(Source data)

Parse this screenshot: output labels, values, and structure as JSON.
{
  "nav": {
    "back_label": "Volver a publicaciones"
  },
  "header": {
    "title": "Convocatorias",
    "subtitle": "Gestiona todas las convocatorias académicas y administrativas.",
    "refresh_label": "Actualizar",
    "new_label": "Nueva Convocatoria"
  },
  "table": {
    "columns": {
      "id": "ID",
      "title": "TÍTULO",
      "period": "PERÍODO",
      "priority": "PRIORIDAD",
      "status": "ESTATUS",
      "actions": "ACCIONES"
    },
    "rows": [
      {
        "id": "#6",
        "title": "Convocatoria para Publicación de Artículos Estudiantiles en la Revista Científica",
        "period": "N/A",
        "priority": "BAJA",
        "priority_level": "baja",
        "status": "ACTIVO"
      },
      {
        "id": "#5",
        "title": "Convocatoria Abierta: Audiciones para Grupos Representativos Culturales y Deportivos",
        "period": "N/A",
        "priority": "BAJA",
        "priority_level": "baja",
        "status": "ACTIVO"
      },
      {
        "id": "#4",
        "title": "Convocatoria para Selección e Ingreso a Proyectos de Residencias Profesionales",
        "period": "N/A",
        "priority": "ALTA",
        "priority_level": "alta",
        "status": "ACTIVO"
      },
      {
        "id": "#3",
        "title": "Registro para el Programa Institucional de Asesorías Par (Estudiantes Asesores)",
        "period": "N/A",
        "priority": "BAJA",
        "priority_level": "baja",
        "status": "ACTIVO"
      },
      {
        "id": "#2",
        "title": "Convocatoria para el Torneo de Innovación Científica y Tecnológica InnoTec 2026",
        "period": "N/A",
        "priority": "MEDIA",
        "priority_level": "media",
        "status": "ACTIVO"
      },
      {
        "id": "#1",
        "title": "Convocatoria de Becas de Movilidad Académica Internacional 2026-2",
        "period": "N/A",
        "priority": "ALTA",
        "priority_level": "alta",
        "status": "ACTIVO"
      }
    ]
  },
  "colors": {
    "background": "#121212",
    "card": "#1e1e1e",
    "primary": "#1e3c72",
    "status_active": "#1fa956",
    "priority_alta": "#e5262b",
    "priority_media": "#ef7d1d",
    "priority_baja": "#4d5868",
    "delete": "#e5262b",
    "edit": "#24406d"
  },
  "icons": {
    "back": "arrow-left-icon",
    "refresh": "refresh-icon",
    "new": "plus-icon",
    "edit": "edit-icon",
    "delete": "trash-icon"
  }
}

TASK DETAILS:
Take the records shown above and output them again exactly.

TASK OUTPUT:
Parse this screenshot: output labels, values, and structure as JSON.
{
  "nav": {
    "back_label": "Volver a publicaciones"
  },
  "header": {
    "title": "Convocatorias",
    "subtitle": "Gestiona todas las convocatorias académicas y administrativas.",
    "refresh_label": "Actualizar",
    "new_label": "Nueva Convocatoria"
  },
  "table": {
    "columns": {
      "id": "ID",
      "title": "TÍTULO",
      "period": "PERÍODO",
      "priority": "PRIORIDAD",
      "status": "ESTATUS",
      "actions": "ACCIONES"
    },
    "rows": [
      {
        "id": "#6",
        "title": "Convocatoria para Publicación de Artículos Estudiantiles en la Revista Científica",
        "period": "N/A",
        "priority": "BAJA",
        "priority_level": "baja",
        "status": "ACTIVO"
      },
      {
        "id": "#5",
        "title": "Convocatoria Abierta: Audiciones para Grupos Representativos Culturales y Deportivos",
        "period": "N/A",
        "priority": "BAJA",
        "priority_level": "baja",
        "status": "ACTIVO"
      },
      {
        "id": "#4",
        "title": "Convocatoria para Selección e Ingreso a Proyectos de Residencias Profesionales",
        "period": "N/A",
        "priority": "ALTA",
        "priority_level": "alta",
        "status": "ACTIVO"
      },
      {
        "id": "#3",
        "title": "Registro para el Programa Institucional de Asesorías Par (Estudiantes Asesores)",
        "period": "N/A",
        "priority": "BAJA",
        "priority_level": "baja",
        "status": "ACTIVO"
      },
      {
        "id": "#2",
        "title": "Convocatoria para el Torneo de Innovación Científica y Tecnológica InnoTec 2026",
        "period": "N/A",
        "priority": "MEDIA",
        "priority_level": "media",
        "status": "ACTIVO"
      },
      {
        "id": "#1",
        "title": "Convocatoria de Becas de Movilidad Académica Internacional 2026-2",
        "period": "N/A",
        "priority": "ALTA",
        "priority_level": "alta",
        "status": "ACTIVO"
      }
    ]
  },
  "colors": {
    "background": "#121212",
    "card": "#1e1e1e",
    "primary": "#1e3c72",
    "status_active": "#1fa956",
    "priority_alta": "#e5262b",
    "priority_media": "#ef7d1d",
    "priority_baja": "#4d5868",
    "delete": "#e5262b",
    "edit": "#24406d"
  },
  "icons": {
    "back": "arrow-left-icon",
    "refresh": "refresh-icon",
    "new": "plus-icon",
    "edit": "edit-icon",
    "delete": "trash-icon"
  }
}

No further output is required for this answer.